Dataset rows describing interfaces:
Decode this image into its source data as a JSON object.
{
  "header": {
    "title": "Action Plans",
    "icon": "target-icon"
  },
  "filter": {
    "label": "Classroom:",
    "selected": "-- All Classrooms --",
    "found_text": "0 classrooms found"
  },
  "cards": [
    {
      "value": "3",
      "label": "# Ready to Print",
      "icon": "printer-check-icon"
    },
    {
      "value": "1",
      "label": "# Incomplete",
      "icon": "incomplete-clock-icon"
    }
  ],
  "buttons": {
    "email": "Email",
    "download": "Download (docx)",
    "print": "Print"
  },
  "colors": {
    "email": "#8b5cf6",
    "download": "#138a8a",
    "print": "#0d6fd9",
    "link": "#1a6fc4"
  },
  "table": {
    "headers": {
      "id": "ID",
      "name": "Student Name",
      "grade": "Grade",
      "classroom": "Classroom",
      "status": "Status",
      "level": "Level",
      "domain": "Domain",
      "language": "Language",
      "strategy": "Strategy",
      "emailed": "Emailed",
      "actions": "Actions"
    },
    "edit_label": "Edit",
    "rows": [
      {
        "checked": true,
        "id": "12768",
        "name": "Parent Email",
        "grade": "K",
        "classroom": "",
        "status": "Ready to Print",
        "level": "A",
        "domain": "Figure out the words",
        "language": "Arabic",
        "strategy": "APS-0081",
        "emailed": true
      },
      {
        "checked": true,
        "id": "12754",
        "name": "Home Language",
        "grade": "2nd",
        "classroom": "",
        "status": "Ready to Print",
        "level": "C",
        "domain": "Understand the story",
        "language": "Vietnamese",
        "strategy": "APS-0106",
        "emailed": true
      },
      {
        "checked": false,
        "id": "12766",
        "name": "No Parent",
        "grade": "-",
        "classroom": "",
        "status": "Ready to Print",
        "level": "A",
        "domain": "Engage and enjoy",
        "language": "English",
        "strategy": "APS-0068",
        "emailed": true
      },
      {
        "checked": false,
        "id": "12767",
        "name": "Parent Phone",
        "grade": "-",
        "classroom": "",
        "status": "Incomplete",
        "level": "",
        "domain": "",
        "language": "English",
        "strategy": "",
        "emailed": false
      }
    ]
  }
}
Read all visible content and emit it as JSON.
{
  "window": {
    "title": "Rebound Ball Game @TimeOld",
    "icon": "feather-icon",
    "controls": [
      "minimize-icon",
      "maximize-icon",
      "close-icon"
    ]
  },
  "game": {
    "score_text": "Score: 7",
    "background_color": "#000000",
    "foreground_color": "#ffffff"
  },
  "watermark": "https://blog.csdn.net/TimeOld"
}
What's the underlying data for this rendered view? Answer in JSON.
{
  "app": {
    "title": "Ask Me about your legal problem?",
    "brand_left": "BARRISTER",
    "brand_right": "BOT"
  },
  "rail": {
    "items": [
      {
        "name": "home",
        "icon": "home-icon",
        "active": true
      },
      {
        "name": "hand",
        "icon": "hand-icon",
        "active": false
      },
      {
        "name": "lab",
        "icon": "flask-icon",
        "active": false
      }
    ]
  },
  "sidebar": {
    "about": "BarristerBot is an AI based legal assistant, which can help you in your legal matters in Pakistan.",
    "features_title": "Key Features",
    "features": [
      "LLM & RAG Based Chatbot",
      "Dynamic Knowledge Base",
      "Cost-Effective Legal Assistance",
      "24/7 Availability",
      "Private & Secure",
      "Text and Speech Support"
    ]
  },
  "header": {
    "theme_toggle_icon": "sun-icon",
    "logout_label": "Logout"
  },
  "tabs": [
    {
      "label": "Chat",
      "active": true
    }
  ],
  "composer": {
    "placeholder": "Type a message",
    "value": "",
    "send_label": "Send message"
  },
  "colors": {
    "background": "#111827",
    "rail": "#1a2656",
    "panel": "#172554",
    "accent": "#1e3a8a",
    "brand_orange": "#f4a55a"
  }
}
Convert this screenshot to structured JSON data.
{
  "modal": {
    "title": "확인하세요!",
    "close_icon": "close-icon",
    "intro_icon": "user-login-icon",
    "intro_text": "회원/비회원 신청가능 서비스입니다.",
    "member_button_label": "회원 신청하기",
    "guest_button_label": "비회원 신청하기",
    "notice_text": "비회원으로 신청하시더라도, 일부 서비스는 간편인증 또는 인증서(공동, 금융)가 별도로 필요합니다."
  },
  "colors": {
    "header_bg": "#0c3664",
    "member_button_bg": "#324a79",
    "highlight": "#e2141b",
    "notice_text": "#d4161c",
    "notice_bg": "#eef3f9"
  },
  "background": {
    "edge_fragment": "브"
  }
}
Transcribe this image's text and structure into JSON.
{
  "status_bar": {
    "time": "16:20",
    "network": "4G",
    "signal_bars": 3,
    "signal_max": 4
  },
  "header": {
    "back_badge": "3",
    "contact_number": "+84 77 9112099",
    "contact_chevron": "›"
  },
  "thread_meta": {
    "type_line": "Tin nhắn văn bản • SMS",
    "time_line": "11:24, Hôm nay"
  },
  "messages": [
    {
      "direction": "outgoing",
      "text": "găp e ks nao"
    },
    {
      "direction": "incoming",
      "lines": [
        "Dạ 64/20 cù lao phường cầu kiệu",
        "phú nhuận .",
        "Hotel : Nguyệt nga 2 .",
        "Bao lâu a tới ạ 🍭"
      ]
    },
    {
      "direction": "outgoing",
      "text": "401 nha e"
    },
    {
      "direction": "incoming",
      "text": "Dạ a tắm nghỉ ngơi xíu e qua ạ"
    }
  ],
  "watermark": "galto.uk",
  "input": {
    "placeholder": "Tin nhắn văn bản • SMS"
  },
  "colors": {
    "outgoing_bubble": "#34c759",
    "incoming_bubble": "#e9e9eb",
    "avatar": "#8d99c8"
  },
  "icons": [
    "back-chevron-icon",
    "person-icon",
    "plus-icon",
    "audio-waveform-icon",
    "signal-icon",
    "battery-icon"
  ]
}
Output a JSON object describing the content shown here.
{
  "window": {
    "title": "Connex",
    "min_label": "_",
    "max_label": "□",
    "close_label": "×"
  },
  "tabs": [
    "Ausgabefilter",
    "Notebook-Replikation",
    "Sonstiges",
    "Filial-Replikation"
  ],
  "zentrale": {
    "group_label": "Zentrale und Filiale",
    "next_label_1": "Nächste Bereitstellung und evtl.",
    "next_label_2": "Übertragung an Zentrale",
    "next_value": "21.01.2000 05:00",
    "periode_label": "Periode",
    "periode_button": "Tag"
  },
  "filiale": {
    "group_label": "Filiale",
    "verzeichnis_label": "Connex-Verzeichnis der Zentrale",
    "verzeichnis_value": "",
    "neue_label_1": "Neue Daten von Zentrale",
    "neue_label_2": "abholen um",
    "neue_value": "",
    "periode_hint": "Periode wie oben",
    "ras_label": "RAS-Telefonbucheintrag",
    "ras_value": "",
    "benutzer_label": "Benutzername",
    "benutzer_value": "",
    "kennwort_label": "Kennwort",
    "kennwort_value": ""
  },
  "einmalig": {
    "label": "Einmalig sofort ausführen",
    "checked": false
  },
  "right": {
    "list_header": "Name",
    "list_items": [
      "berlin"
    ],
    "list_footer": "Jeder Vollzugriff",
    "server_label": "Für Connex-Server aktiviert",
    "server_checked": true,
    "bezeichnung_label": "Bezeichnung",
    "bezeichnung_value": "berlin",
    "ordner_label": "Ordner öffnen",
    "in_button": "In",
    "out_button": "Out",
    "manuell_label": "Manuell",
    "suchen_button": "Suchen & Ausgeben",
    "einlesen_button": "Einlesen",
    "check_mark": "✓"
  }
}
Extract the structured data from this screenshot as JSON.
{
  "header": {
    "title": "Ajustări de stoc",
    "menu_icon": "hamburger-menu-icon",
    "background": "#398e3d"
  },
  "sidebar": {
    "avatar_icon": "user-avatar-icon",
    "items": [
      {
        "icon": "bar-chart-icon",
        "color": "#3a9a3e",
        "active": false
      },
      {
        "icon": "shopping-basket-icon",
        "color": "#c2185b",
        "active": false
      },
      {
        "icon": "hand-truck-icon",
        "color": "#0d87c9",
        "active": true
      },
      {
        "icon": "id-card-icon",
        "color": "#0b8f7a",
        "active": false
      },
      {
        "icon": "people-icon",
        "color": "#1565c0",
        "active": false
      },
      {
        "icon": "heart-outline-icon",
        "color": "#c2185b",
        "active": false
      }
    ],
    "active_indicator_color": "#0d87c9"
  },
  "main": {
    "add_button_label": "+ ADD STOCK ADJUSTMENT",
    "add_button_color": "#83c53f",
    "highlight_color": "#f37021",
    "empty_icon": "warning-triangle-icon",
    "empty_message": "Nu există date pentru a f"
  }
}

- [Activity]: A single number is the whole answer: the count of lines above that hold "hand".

- [Exercise result]: 3